The facility in Kettering, a suburb of Dayton, that makes shock absorbers is expected to close before the end of 2023, said the Lake Forest, Illinois-based company said in a statement Thursday.
Spokesperson Steve Blow said higher steel prices and oversaturation in the market for shock absorbers were among the economic factors driving the decision.
Republican Ohio Gov. Mike DeWine was among those expressing disappointment Thursday. He said the state was reaching out to Tenneco executives.
“JobsOhio and its partners are working to engage with Tenneco to explore solutions on how the company can succeed in Kettering,” DeWine said in a statement.

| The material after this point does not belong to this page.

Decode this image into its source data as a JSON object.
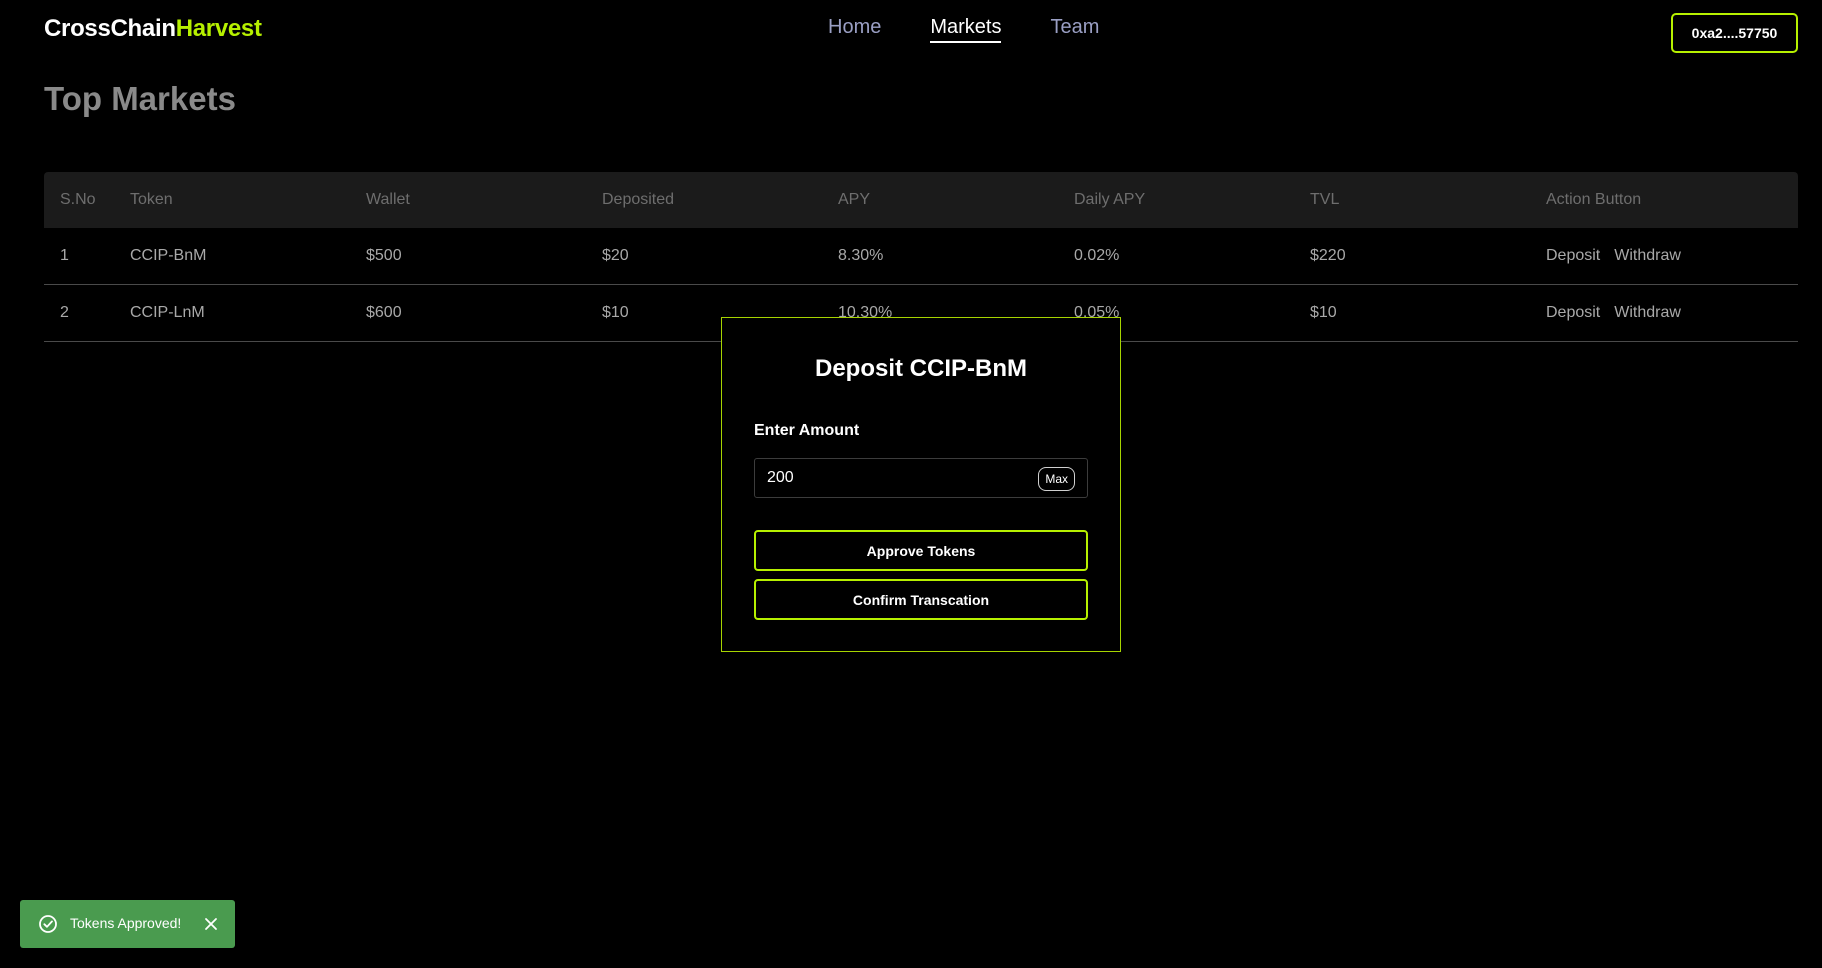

Blow told The Dayton Daily News that city and state economic incentives or overtures will not be able to prevent the closure, because the market competitiveness issues are national, not local.
“It’s not a sustainable business case, no,” Blow said. “It’s a difficult situation but, unfortunately, in the end, looking at it at every possible angle, it doesn’t look like a business case that can be supported.”
The Kettering facility, which Tenneco purchased from the bankrupt Delphi Corp. in 2008, employs 648 people, including some 450 unionized IUE-CWA workers who were in the middle of contract negotiations.
“It’s kind of like a flashback, almost,” said Tyra Williams, an employee who worked for both companies, referring to the Delphi bankruptcy.
In a statement, the union said Tenneco has invested more than $70 million in the Kettering facility in recent years and received about $11 million in taxpayer subsidies, including over $2 million from the state of Ohio.
“On Veteran’s Day, we should be honoring those who have served, but instead, Tenneco is betraying veterans, workers and our community by offshoring jobs,” IUE-CWA President Carl Kennebrew said. “Our workforce is highly skilled and well-trained, and they have helped make this company a success.”
Dayton Mayor Nan Whaley, DeWine's Democratic rival in next year's governor's race, joined U.S. Rep. Tim Ryan, a candidate for U.S. Senate, outside the plant Thursday.
Blow said Tenneco plans to provide transition assistance for affected employees, including some opportunities to transfer to other Tenneco locations. The company and the union will bargain on those topics in the coming weeks, he said.